This was not a government plan; it was ordinary householders seeing a good deal provided by smart new Australian businesses. WA Energy Minister Mike Nahan was initially somewhat sceptical, but as a good market economist he now says that the government just needs to get out of the way. Solar panels are well on the way to hitting 70% of households. Along with batteries going through the same dramatic price spiral, no extra fossil fuel power stations are now being envisaged.
It’s a similar story in Australia’s eastern states, where coal plants like Hazelwood are being phased out and the National Electricity Grid is absorbing solar at similarly high growth rates. The same story is being played out across the globe.
Businesses are also becoming their own utilities, as shown by high-tech companies like Apple, which are becoming energy “prosumers” that generate their own solar power and then sell excess back to the grid. The 24 largest current buyers of renewable power – a group that includes Google, Amazon, Microsoft, Ikea, Equinix, Mars, Dow, WalMart and Facebook – have bought 3.6 gigawatts of renewable energy since the beginning of 2015. That’s enough to power about half the state of Connecticut.
How or why would Donald Trump want to stop this?Turning back the tide
Governments, including Trump’s, can try to stand in the way in a bid to force the economy back to a nostalgic past based on coal. But if they do, the lower levels of government, especially the cities of the world, will drive the agenda forward in tandem with businesses that are already riding high in the green economy.
California has driven much of the climate change agenda in the United States, since its Climate Act of 2006 required all cities to develop a climate action plan. San Francisco is moving to 100% renewable energy by 2030 and has mandated all buildings to install solar panels. The city expects paybacks within five years for everyone making the investment.

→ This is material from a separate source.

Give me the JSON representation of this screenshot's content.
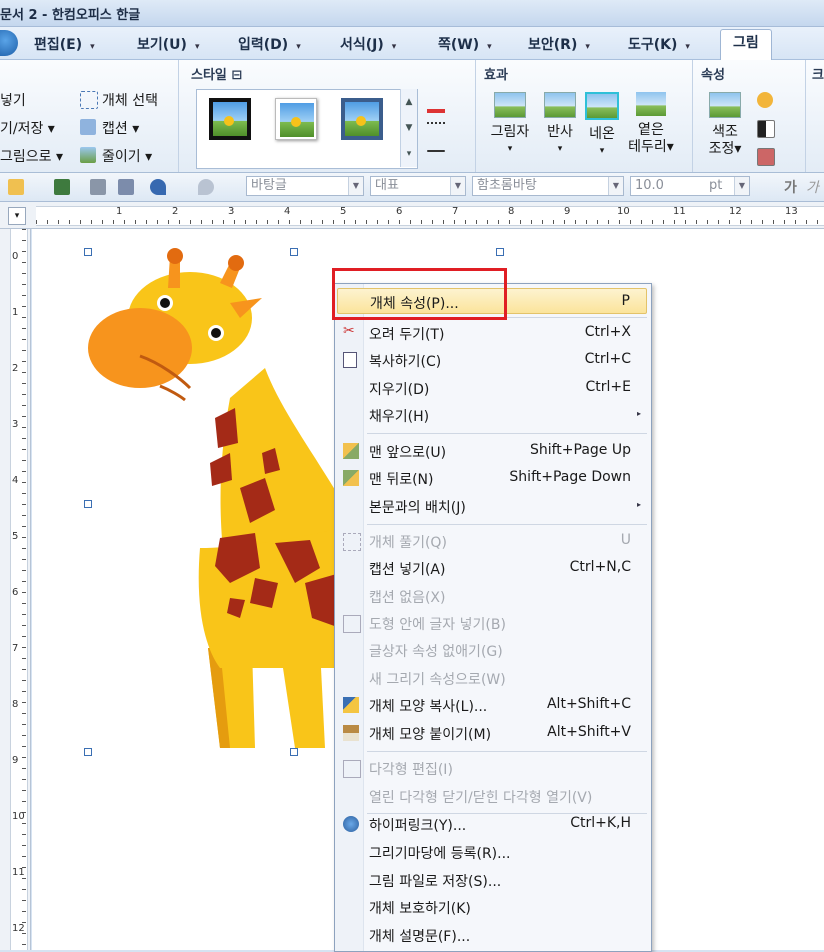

For all Trump’s pledges to bend trade to his will, he cannot stand in the way of market forces as strong as this. His place in history will be likened to the last Roman emperor standing on top of the wall in Constantinople as the invading horde bears down on the decaying city.
People in climate science and innovation, solar entrepreneurs and businesses will simply shift to those cities that want to be competitive in the 21st century. Many of them will still be in the United States – maybe even in Richlands, Virginia, assuming they don’t want to be left in the past.
Peter Newman does not work for, consult, own shares in or receive funding from any company or organisation that would benefit from this article, and has disclosed no relevant affiliations beyond the academic appointment above.